[Prompt]: Check every line of the data below for the word "yesterday". Copy the ones that have it.
--- Provided records Enclosed Below ---
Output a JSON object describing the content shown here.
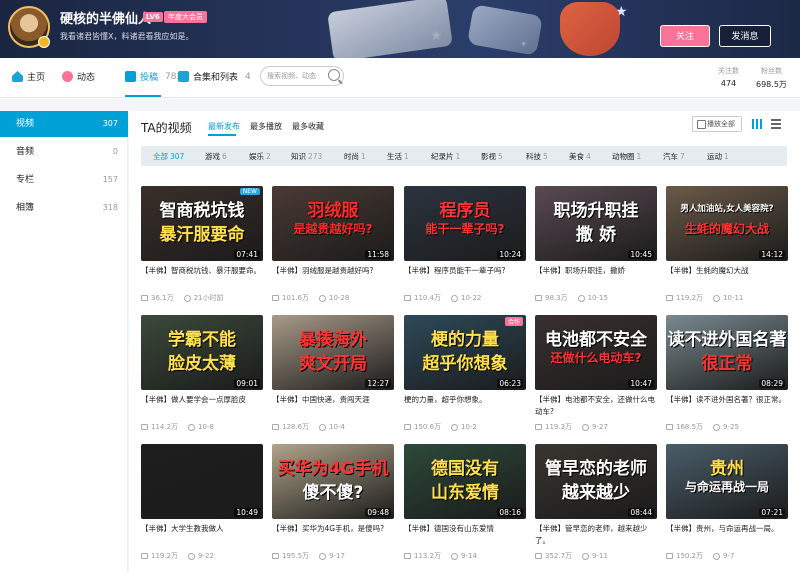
{
  "header": {
    "username": "硬核的半佛仙人",
    "level": "LV6",
    "vip_badge": "年度大会员",
    "signature": "我看诸君皆懂X，料诸君看我应如是。",
    "follow_label": "关注",
    "message_label": "发消息"
  },
  "nav": {
    "items": [
      {
        "label": "主页",
        "count": ""
      },
      {
        "label": "动态",
        "count": ""
      },
      {
        "label": "投稿",
        "count": "782"
      },
      {
        "label": "合集和列表",
        "count": "4"
      }
    ],
    "search_placeholder": "搜索视频、动态",
    "stats": [
      {
        "label": "关注数",
        "value": "474"
      },
      {
        "label": "粉丝数",
        "value": "698.5万"
      }
    ]
  },
  "sidebar": {
    "items": [
      {
        "label": "视频",
        "count": "307"
      },
      {
        "label": "音频",
        "count": "0"
      },
      {
        "label": "专栏",
        "count": "157"
      },
      {
        "label": "相簿",
        "count": "318"
      }
    ]
  },
  "content": {
    "title": "TA的视频",
    "sorts": [
      "最新发布",
      "最多播放",
      "最多收藏"
    ],
    "play_all": "播放全部",
    "filters": [
      {
        "label": "全部",
        "count": "307"
      },
      {
        "label": "游戏",
        "count": "6"
      },
      {
        "label": "娱乐",
        "count": "2"
      },
      {
        "label": "知识",
        "count": "273"
      },
      {
        "label": "时尚",
        "count": "1"
      },
      {
        "label": "生活",
        "count": "1"
      },
      {
        "label": "纪录片",
        "count": "1"
      },
      {
        "label": "影视",
        "count": "5"
      },
      {
        "label": "科技",
        "count": "5"
      },
      {
        "label": "美食",
        "count": "4"
      },
      {
        "label": "动物圈",
        "count": "1"
      },
      {
        "label": "汽车",
        "count": "7"
      },
      {
        "label": "运动",
        "count": "1"
      }
    ]
  },
  "videos": [
    {
      "t1": "智商税坑钱",
      "t2": "暴汗服要命",
      "badge": "NEW",
      "dur": "07:41",
      "title": "【半佛】智商税坑钱、暴汗服要命。",
      "plays": "36.1万",
      "time": "21小时前",
      "bg": "#3a2f2a",
      "c1": "#ffffff",
      "c2": "#ffe14d"
    },
    {
      "t1": "羽绒服",
      "t2": "是越贵越好吗?",
      "badge": "",
      "dur": "11:58",
      "title": "【半佛】羽绒服是越贵越好吗?",
      "plays": "101.6万",
      "time": "10-28",
      "bg": "#4a3a34",
      "c1": "#ff2a2a",
      "c2": "#ff2a2a"
    },
    {
      "t1": "程序员",
      "t2": "能干一辈子吗?",
      "badge": "",
      "dur": "10:24",
      "title": "【半佛】程序员能干一辈子吗?",
      "plays": "110.4万",
      "time": "10-22",
      "bg": "#2c3440",
      "c1": "#ff3333",
      "c2": "#ff3333"
    },
    {
      "t1": "职场升职挂",
      "t2": "撒 娇",
      "badge": "",
      "dur": "10:45",
      "title": "【半佛】职场升职挂，撒娇",
      "plays": "98.3万",
      "time": "10-15",
      "bg": "#5a4a52",
      "c1": "#ffffff",
      "c2": "#ffffff"
    },
    {
      "t1": "男人加油站,女人美容院?",
      "t2": "生蚝的魔幻大战",
      "badge": "",
      "dur": "14:12",
      "title": "【半佛】生蚝的魔幻大战",
      "plays": "119.2万",
      "time": "10-11",
      "bg": "#6b5a48",
      "c1": "#ffffff",
      "c2": "#ff3333"
    },
    {
      "t1": "学霸不能",
      "t2": "脸皮太薄",
      "badge": "",
      "dur": "09:01",
      "title": "【半佛】做人要学会一点厚脸皮",
      "plays": "114.2万",
      "time": "10-8",
      "bg": "#3b4a3a",
      "c1": "#ffe14d",
      "c2": "#ffe14d"
    },
    {
      "t1": "暴揍海外",
      "t2": "爽文开局",
      "badge": "",
      "dur": "12:27",
      "title": "【半佛】中国快递，贵闯天涯",
      "plays": "128.6万",
      "time": "10-4",
      "bg": "#a89a88",
      "c1": "#ff3333",
      "c2": "#ff3333"
    },
    {
      "t1": "梗的力量",
      "t2": "超乎你想象",
      "badge": "合作",
      "dur": "06:23",
      "title": "梗的力量，超乎你想象。",
      "plays": "150.6万",
      "time": "10-2",
      "bg": "#2d4a5a",
      "c1": "#ffe14d",
      "c2": "#ffe14d"
    },
    {
      "t1": "电池都不安全",
      "t2": "还做什么电动车?",
      "badge": "",
      "dur": "10:47",
      "title": "【半佛】电池都不安全，还做什么电动车?",
      "plays": "119.3万",
      "time": "9-27",
      "bg": "#3a3030",
      "c1": "#ffffff",
      "c2": "#ff3333"
    },
    {
      "t1": "读不进外国名著",
      "t2": "很正常",
      "badge": "",
      "dur": "08:29",
      "title": "【半佛】读不进外国名著？很正常。",
      "plays": "168.5万",
      "time": "9-25",
      "bg": "#7a8a90",
      "c1": "#ffffff",
      "c2": "#ff3333"
    },
    {
      "t1": "",
      "t2": "",
      "badge": "",
      "dur": "10:49",
      "title": "【半佛】大学生教我做人",
      "plays": "119.2万",
      "time": "9-22",
      "bg": "#1e1e1e",
      "c1": "#ffffff",
      "c2": "#ffffff"
    },
    {
      "t1": "买华为4G手机",
      "t2": "傻不傻?",
      "badge": "",
      "dur": "09:48",
      "title": "【半佛】买华为4G手机，是傻吗?",
      "plays": "195.5万",
      "time": "9-17",
      "bg": "#b0a48a",
      "c1": "#ff3333",
      "c2": "#ffffff"
    },
    {
      "t1": "德国没有",
      "t2": "山东爱情",
      "badge": "",
      "dur": "08:16",
      "title": "【半佛】德国没有山东爱情",
      "plays": "113.2万",
      "time": "9-14",
      "bg": "#2c4a3a",
      "c1": "#ffe14d",
      "c2": "#ffe14d"
    },
    {
      "t1": "管早恋的老师",
      "t2": "越来越少",
      "badge": "",
      "dur": "08:44",
      "title": "【半佛】管早恋的老师，越来越少了。",
      "plays": "352.7万",
      "time": "9-11",
      "bg": "#3a3530",
      "c1": "#ffffff",
      "c2": "#ffffff"
    },
    {
      "t1": "贵州",
      "t2": "与命运再战一局",
      "badge": "",
      "dur": "07:21",
      "title": "【半佛】贵州，与命运再战一局。",
      "plays": "150.2万",
      "time": "9-7",
      "bg": "#4a5e6a",
      "c1": "#ffe14d",
      "c2": "#ffffff"
    }
  ],
  "colors": {
    "accent": "#00a1d6",
    "pink": "#fb7299"
  }
}
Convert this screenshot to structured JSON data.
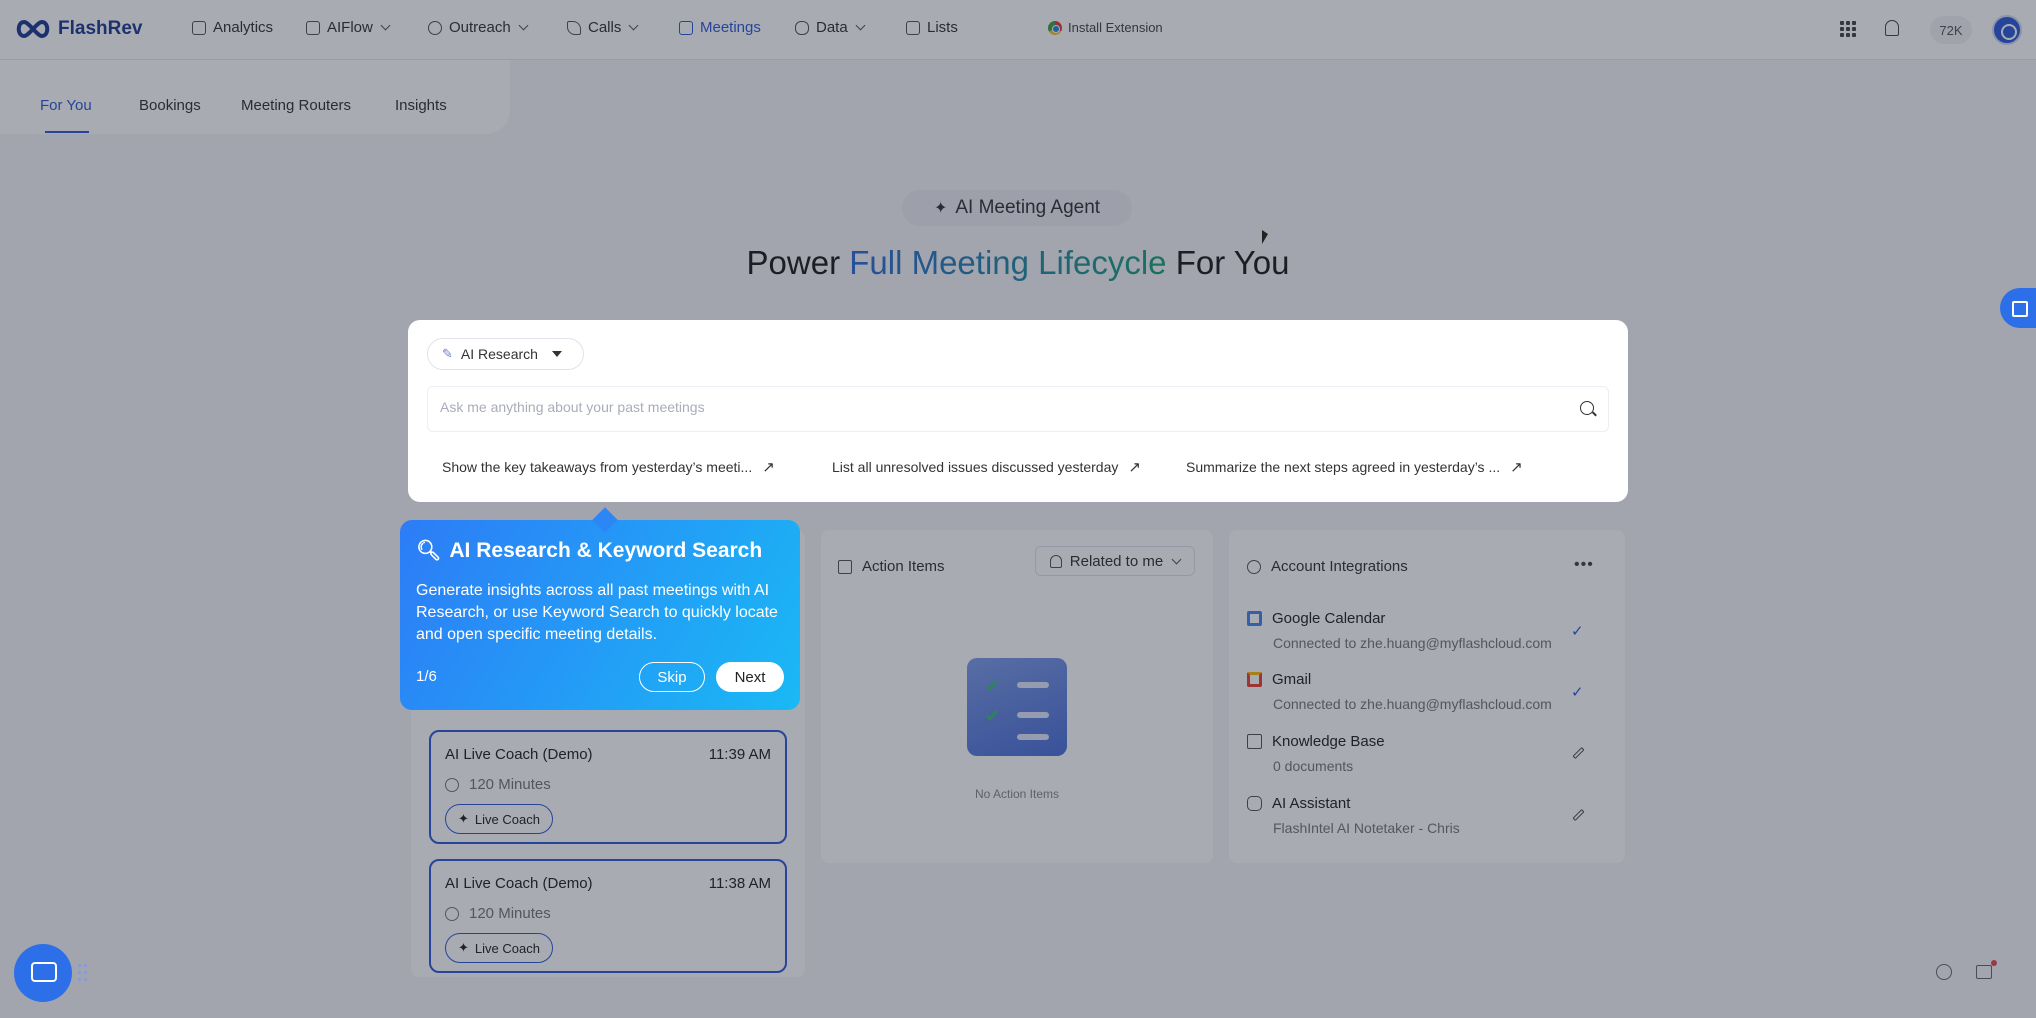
{
  "app": {
    "name": "FlashRev"
  },
  "nav": {
    "items": [
      {
        "label": "Analytics",
        "dropdown": false
      },
      {
        "label": "AIFlow",
        "dropdown": true
      },
      {
        "label": "Outreach",
        "dropdown": true
      },
      {
        "label": "Calls",
        "dropdown": true
      },
      {
        "label": "Meetings",
        "dropdown": false,
        "active": true
      },
      {
        "label": "Data",
        "dropdown": true
      },
      {
        "label": "Lists",
        "dropdown": false
      }
    ],
    "install_extension": "Install Extension",
    "credits": "72K"
  },
  "subtabs": [
    "For You",
    "Bookings",
    "Meeting Routers",
    "Insights"
  ],
  "hero": {
    "badge": "AI Meeting Agent",
    "title_prefix": "Power",
    "title_highlight": "Full Meeting Lifecycle",
    "title_suffix": "For You"
  },
  "search": {
    "mode": "AI Research",
    "placeholder": "Ask me anything about your past meetings",
    "suggestions": [
      "Show the key takeaways from yesterday’s meeti...",
      "List all unresolved issues discussed yesterday",
      "Summarize the next steps agreed in yesterday’s ..."
    ]
  },
  "tour": {
    "title": "AI Research & Keyword Search",
    "body": "Generate insights across all past meetings with AI Research, or use Keyword Search to quickly locate and open specific meeting details.",
    "step": "1/6",
    "skip": "Skip",
    "next": "Next"
  },
  "meetings": [
    {
      "title": "AI Live Coach (Demo)",
      "time": "11:39 AM",
      "duration": "120 Minutes",
      "badge": "Live Coach"
    },
    {
      "title": "AI Live Coach (Demo)",
      "time": "11:38 AM",
      "duration": "120 Minutes",
      "badge": "Live Coach"
    }
  ],
  "action_items": {
    "title": "Action Items",
    "filter": "Related to me",
    "empty": "No Action Items"
  },
  "integrations": {
    "title": "Account Integrations",
    "items": [
      {
        "name": "Google Calendar",
        "detail": "Connected to zhe.huang@myflashcloud.com",
        "status": "connected",
        "icon": "google-calendar-icon",
        "color": "#4285f4"
      },
      {
        "name": "Gmail",
        "detail": "Connected to zhe.huang@myflashcloud.com",
        "status": "connected",
        "icon": "gmail-icon",
        "color": "#ea4335"
      },
      {
        "name": "Knowledge Base",
        "detail": "0 documents",
        "status": "edit",
        "icon": "book-icon",
        "color": "#555555"
      },
      {
        "name": "AI Assistant",
        "detail": "FlashIntel AI Notetaker - Chris",
        "status": "edit",
        "icon": "robot-icon",
        "color": "#555555"
      }
    ]
  },
  "colors": {
    "accent": "#2d5bd8",
    "tour_start": "#2d7cf6",
    "tour_end": "#1ab9f5"
  }
}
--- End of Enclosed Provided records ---
[Output for this task]:
      "Show the key takeaways from yesterday’s meeti...",
      "List all unresolved issues discussed yesterday",
      "Summarize the next steps agreed in yesterday’s ..."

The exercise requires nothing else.